I am on my third manuscript, beyond dozens of picture book stories and poems that I worked on prior to that. Hundreds and hundreds of hours of work, over multiple years (my SCBWI membership shows me joining in 2006, although I didn’t start writing novel-length manuscripts until 2012). I think that my first three novel-length manuscript all had solid pieces to them, more than solid even. Humor in the first, atmosphere and world-building in the second, premise and magic system in the third. And yet, the struggle remains: are early manuscripts from a writer to be seen or hidden? It is becoming a more significant question, with the rise of self-publishing.

I am not complaining about the time invested, I love writing, although rejections have been hard. But the question is: when is the work worth showing to potential readers, even if a traditional publisher doesn’t want it? When do you decide that self-publishing is a good marketing tool, instead of a bad one? Because there is the risk of showing your work too early, before you have all your skills and polish in place, and scaring off readers that might have otherwise loved your books, and aren’t likely to give you a second chance.

I don’t know the answer to these questions. I have heard ten books in some places, a million words in others (this is a common one). Brandon Sanderson noted that his sixth book sold, similar to another author that he knew. Others have mentioned earlier. But Jay Yasher, author of the top selling Thirteen Reasons Why put in twelve years, if I remember correctly, before rocking the YA world with his break-through effort. Not to mention the fact that those people probably started off in different places in their writing skill sets, making it even harder to judge ‘when’ is right.

The reason that I’m asking this question is that I think that my writing is getting close to a point where it might be half-decent, and the topic or premise of a book the marginal factor in whether an agent or editor gets excited. Not that my skills won’t improve further. Of course they will, as long as I stick to it. But I think that I’m closer to the point where I might catch hold of readers with my writing, rather than scare them away. At least I hope so!

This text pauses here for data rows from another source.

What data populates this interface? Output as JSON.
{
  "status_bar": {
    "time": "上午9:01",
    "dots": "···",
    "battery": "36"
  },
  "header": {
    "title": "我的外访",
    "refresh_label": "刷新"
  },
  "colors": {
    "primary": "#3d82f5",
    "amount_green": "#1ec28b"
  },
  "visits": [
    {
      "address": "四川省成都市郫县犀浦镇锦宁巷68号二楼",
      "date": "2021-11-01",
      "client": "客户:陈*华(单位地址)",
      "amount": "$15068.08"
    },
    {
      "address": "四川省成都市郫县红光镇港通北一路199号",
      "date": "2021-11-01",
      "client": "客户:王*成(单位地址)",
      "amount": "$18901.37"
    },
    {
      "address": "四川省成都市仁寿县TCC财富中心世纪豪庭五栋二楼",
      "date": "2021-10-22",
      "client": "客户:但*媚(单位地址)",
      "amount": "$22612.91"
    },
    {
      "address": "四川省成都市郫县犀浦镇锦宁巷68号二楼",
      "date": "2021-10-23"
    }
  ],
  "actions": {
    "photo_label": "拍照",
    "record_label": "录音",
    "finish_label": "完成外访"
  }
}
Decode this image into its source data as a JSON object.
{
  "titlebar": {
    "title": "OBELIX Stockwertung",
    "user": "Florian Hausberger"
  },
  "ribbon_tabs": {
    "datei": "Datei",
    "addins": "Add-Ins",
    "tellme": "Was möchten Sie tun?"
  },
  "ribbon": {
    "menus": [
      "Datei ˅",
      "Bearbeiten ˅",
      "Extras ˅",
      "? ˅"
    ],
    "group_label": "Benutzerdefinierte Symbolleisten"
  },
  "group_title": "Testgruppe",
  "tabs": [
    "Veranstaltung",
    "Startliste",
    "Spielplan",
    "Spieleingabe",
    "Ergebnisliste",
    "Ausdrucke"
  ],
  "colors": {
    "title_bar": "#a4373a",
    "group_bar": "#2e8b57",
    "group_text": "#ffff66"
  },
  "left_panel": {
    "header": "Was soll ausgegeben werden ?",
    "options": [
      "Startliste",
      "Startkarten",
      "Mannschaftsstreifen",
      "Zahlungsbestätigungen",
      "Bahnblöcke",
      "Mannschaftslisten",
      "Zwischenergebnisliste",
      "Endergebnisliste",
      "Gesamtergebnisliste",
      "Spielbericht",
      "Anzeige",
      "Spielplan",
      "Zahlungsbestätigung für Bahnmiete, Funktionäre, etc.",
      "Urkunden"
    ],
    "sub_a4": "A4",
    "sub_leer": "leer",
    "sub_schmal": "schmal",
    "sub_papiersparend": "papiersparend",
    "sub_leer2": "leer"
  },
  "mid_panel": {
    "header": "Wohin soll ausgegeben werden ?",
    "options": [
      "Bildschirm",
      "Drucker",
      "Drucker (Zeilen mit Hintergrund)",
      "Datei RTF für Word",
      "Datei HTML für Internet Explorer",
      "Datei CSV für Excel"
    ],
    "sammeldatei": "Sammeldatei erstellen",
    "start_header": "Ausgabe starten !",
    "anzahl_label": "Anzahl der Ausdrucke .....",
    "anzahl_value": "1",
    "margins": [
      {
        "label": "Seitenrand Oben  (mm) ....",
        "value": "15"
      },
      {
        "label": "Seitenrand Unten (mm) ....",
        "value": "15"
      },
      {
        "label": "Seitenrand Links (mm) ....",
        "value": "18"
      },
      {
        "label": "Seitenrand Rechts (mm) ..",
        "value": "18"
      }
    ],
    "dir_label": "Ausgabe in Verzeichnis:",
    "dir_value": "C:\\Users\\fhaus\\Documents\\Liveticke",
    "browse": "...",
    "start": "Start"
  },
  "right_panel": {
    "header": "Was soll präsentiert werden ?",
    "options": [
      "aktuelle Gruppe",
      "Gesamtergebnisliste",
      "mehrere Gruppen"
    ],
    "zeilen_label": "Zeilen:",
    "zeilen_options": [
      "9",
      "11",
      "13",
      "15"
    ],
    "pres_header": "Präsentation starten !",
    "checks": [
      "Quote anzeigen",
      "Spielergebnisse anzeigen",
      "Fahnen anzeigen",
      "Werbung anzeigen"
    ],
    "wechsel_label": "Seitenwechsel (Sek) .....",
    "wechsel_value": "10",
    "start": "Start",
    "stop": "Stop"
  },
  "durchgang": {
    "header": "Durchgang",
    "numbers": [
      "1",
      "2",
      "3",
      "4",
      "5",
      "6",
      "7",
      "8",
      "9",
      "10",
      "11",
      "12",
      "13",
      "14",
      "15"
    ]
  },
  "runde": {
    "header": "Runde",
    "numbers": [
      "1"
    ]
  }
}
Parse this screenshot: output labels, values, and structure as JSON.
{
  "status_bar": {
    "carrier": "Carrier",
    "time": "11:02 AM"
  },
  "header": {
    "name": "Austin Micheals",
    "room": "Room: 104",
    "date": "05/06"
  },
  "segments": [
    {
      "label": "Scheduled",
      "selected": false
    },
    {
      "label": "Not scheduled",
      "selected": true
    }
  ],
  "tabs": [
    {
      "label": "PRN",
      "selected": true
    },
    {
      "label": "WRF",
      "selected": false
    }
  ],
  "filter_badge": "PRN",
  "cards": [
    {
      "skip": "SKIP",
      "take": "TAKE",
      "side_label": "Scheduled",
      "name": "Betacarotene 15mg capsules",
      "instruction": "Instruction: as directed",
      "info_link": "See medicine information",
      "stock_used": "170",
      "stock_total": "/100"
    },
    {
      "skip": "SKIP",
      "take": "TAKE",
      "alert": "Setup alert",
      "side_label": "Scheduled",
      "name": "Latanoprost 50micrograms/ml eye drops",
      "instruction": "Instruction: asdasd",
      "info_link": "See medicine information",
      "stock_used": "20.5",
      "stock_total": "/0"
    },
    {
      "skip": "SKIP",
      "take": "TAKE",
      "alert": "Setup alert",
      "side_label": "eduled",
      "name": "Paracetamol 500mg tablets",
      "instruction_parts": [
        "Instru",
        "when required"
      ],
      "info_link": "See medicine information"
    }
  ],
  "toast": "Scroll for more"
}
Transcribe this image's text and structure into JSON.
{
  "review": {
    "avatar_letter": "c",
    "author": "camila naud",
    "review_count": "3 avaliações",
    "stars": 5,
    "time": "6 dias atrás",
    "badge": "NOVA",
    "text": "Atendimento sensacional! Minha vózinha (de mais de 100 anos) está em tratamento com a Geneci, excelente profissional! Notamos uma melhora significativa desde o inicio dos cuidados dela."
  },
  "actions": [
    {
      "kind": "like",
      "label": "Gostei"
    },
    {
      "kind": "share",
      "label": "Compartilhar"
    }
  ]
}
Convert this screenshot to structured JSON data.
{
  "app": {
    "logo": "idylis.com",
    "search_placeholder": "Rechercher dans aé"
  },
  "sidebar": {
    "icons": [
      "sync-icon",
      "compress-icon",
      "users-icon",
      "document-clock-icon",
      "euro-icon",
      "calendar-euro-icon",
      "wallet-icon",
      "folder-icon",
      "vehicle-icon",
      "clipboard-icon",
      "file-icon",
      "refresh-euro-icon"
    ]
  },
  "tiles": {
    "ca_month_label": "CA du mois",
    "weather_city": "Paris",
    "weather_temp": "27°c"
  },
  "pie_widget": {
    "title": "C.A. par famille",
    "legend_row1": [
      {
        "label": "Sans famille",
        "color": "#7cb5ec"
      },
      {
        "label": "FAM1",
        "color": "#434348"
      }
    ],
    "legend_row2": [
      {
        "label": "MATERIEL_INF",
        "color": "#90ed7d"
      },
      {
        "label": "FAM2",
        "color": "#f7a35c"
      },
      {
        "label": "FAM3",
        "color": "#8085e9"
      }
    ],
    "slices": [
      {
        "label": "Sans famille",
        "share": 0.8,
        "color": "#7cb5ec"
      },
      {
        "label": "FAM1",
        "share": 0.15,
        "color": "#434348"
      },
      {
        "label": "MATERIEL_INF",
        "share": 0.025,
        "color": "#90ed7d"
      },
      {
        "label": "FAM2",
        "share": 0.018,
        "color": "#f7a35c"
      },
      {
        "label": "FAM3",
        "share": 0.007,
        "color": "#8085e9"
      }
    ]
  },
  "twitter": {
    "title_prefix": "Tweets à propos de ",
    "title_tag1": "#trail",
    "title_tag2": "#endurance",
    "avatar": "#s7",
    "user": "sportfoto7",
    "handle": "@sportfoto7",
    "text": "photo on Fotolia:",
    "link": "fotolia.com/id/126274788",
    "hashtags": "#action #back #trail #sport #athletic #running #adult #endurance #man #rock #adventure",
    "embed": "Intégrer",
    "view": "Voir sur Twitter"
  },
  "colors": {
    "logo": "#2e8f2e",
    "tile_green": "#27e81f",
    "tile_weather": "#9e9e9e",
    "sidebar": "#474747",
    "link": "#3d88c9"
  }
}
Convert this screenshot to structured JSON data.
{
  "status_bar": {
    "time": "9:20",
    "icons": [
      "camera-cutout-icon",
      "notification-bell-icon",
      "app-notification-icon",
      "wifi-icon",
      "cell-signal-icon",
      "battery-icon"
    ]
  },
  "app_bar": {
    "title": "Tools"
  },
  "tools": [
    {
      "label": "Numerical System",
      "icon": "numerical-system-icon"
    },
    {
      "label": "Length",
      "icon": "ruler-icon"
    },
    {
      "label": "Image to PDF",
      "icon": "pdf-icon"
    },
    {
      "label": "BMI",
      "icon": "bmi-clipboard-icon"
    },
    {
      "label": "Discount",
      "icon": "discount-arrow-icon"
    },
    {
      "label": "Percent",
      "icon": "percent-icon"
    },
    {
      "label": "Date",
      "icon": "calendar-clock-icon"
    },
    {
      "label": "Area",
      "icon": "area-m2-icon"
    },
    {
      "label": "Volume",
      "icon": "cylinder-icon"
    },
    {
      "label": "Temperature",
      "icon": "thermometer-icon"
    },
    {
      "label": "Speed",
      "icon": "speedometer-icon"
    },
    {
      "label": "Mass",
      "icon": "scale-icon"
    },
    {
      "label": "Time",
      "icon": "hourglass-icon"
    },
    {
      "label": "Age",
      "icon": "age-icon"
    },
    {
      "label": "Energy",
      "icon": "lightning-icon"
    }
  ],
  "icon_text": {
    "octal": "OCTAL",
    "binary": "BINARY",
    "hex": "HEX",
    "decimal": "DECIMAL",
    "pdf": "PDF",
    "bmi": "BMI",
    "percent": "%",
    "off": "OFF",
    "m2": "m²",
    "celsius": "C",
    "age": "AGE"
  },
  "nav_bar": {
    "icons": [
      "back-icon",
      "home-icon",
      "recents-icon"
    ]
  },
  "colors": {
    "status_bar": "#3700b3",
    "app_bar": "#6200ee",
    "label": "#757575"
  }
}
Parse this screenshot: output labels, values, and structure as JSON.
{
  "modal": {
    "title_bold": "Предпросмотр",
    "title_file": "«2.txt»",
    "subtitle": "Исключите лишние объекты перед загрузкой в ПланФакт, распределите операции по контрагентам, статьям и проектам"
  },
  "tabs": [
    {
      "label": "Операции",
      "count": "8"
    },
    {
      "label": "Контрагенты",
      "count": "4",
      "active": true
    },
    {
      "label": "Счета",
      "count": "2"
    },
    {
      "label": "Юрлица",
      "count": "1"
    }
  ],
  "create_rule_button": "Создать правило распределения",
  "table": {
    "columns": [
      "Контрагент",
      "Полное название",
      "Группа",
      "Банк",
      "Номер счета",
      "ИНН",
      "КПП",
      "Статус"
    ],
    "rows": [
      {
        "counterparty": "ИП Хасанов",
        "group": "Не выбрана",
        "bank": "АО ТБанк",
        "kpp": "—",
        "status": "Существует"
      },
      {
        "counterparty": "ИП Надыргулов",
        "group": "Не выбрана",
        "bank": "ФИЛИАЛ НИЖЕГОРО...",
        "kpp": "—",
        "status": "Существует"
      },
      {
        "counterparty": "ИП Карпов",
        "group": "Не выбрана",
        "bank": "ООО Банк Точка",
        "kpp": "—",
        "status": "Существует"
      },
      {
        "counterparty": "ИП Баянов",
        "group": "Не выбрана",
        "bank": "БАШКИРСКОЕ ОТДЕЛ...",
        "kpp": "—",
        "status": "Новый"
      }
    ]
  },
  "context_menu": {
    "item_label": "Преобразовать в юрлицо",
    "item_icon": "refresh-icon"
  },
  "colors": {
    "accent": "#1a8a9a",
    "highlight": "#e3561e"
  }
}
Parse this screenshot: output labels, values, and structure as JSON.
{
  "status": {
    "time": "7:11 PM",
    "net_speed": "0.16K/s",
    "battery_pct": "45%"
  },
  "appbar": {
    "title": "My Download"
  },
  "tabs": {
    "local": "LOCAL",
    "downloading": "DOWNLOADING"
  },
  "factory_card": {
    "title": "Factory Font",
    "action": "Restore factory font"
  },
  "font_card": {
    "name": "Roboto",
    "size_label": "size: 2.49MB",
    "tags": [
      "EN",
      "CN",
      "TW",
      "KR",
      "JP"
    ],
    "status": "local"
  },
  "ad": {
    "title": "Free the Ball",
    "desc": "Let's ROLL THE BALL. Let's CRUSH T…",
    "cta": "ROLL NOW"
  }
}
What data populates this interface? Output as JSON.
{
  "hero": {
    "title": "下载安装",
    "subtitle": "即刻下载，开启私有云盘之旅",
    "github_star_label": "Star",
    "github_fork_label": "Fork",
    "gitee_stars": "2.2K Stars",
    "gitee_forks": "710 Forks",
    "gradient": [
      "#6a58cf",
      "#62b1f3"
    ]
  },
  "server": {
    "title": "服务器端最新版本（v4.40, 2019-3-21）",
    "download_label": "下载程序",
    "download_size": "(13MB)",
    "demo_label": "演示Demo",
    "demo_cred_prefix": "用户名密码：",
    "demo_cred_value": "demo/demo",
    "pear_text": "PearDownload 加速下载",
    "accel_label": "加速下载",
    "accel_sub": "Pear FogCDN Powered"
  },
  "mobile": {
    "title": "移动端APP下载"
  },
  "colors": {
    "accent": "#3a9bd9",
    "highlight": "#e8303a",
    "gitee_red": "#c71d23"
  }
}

In any event, I think it’s interesting to consider what a thankless job it is, being a writer early in their journey. Even the three books I’ve written (still shy of a million words, just for the record) have been an enormous task, with little external reward. Writing is different than other performing arts, like drawing or piano, where people enjoy a few minutes of exposure and often give positive feedback. Not many people want to read a 80,000-word early manuscript from an amateur writer.

Early Manuscripts, depressing is thy name. But without them, we wouldn’t get the later ones. The ones that readers see and love. The ones that make it all worthwhile. Hopefully.

Here’s to hoping we all make it through. Happy writing!

Adrian.